- _Web page and app entries_:
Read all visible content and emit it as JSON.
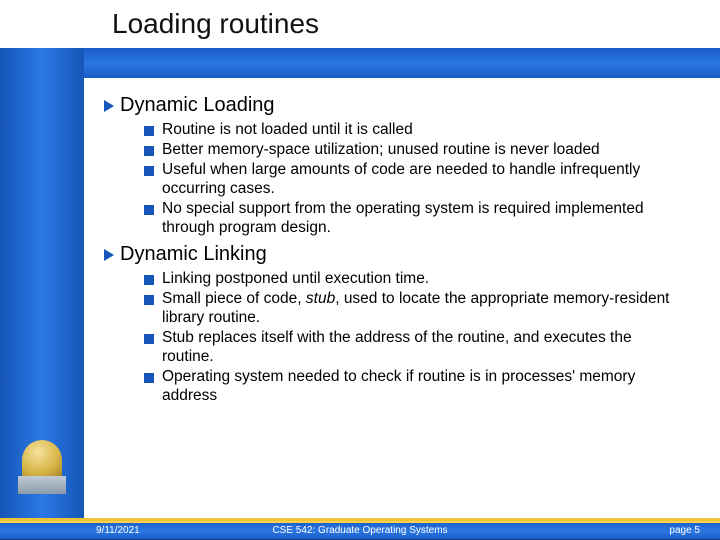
{
  "title": "Loading routines",
  "sections": [
    {
      "heading": "Dynamic Loading",
      "items": [
        "Routine is not loaded until it is called",
        "Better memory-space utilization; unused routine is never loaded",
        "Useful when large amounts of code are needed to handle infrequently occurring cases.",
        "No special support from the operating system is required implemented through program design."
      ]
    },
    {
      "heading": "Dynamic Linking",
      "items": [
        "Linking postponed until execution time.",
        "Small piece of code, stub, used to locate the appropriate memory-resident library routine.",
        "Stub replaces itself with the address of the routine, and executes the routine.",
        "Operating system needed to check if routine is in processes' memory address"
      ]
    }
  ],
  "footer": {
    "date": "9/11/2021",
    "course": "CSE 542: Graduate Operating Systems",
    "page": "page 5"
  }
}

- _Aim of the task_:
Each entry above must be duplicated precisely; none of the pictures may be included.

- _Output for this exercise_:
Read all visible content and emit it as JSON.
{
  "title": "Loading routines",
  "sections": [
    {
      "heading": "Dynamic Loading",
      "items": [
        "Routine is not loaded until it is called",
        "Better memory-space utilization; unused routine is never loaded",
        "Useful when large amounts of code are needed to handle infrequently occurring cases.",
        "No special support from the operating system is required implemented through program design."
      ]
    },
    {
      "heading": "Dynamic Linking",
      "items": [
        "Linking postponed until execution time.",
        "Small piece of code, stub, used to locate the appropriate memory-resident library routine.",
        "Stub replaces itself with the address of the routine, and executes the routine.",
        "Operating system needed to check if routine is in processes' memory address"
      ]
    }
  ],
  "footer": {
    "date": "9/11/2021",
    "course": "CSE 542: Graduate Operating Systems",
    "page": "page 5"
  }
}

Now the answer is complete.